1. Setting Specific and reachable goals

As you read on the list above, goal setting applies to everything in life, it is an essential component of the activities and experiences that support flow. We move closer to the ideal experience when we set a goal and focus all our efforts on achieving it.

Working on big projects can be overwhelming and hinder the ability to enter a flow state. Breaking down tasks into smaller goals and focusing on each one as we complete them helps us maintain our attention and avoid stress. This approach not only improves work performance but also creates an ideal workflow environment, leading to feelings of happiness.

2. Setting a pre-flow routine

Ideally, entering a state of flow is simply a matter of getting settled and getting started. However, there are times when this is difficult, even when we love and are highly skilled at the task at hand. As mentioned earlier, recognizing when you are in flow and identifying the factors that aided you to get there can assist us in establishing a routine of "warm-up" exercises to ease us into the flow state.

I like my rituals to set the tone for a flow session. It doesn’t have to be complex - for me, a simple cup of matcha tea, breaking my task into smaller pieces, and having an "explore" session of 15-20 minutes to read, watch a video, or listen to a podcast about the task ahead helps me get into the mood to achieve my flow state.

3. Task batching

Batch similar tasks together in order to hit autopilot, this enables the same area of your brain and eases you into the flow. Before starting your working sessions, take a few extra minutes to review all the tasks ahead for the day, and if possible, categorize them for your convenience. You can categorize them based on the time it will take you to complete them or their level of complexity/skill usage. Doing so will skyrocket your productivity levels and help you get lost in time and space when you hit the flow zone.

4. Plan ahead, pause later

Not every task from work can fit into a flow state, but we can make our efforts to try to make it work. Before starting your working session, map out the kinds of problems you might not be able to solve ahead of time, then create rules or guidelines to make fast decisions when encountering them. These decisions don't need to be perfect; they just have to be good enough. There is no need to push your muscle memory to solve them at that moment. This will allow you to avoid breaking and pausing your moment of flow. Have heuristics prepared to make decisions easily, if these shortcuts don’t apply, try to work your way around or over the issue, but don't stop moving.

Take this idea into your next work session, and figure out if this solution applies to your workflow. If not, take it as an opportunity to learn about it; how can you improve or prevent a pause in your flow state in the future?

We must learn to pay attention to the feelings that inform us of our mental condition, even though flow is a desirable state to achieve in our working days in order to make them more pleasurable, we can’t force it. The brain can’t stay in flow all the time, optimally the mind stays in flow for around 90 minutes to 2 hours, and you have to make the most out of this time, without triggering burnout.

Looking for ways to optimize the amount of time we spend in flow makes us more engaged, satisfied, and creative. As Csíkszentmihályi states in his book - We must strive for flow in all we do, from our jobs and everyday responsibilities to our leisure time and pleasures, if we want to be truly happy.

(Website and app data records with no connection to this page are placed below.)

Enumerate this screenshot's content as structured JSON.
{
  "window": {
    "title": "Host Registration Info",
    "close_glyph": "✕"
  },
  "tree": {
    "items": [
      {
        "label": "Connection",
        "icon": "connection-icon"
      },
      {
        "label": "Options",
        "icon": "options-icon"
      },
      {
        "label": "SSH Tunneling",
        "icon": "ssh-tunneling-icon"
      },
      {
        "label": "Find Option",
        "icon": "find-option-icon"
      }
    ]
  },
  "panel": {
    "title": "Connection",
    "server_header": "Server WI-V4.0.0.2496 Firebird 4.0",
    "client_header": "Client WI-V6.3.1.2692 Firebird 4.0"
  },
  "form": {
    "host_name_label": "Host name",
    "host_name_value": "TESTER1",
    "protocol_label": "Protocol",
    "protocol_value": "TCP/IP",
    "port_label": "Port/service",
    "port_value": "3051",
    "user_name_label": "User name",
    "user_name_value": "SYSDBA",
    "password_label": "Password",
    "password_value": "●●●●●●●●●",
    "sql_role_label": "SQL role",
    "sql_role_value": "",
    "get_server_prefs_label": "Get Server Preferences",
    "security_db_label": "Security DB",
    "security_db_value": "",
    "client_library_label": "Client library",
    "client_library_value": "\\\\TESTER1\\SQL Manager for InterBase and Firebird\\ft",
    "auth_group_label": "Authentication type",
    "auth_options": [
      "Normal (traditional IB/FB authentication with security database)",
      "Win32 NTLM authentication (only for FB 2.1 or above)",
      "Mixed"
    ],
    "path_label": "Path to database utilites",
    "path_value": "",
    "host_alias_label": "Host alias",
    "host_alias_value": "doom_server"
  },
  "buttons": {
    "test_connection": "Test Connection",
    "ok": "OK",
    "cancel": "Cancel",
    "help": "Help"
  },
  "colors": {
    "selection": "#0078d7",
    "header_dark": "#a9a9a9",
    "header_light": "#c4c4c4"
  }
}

Sure, you can get things done by just doing the bare minimum, but why not aim for something better? When you learn to recognize and cultivate the state of flow, it can become a wonderful present you can give to yourself to achieve your work in less time and bring more joy to your everyday life.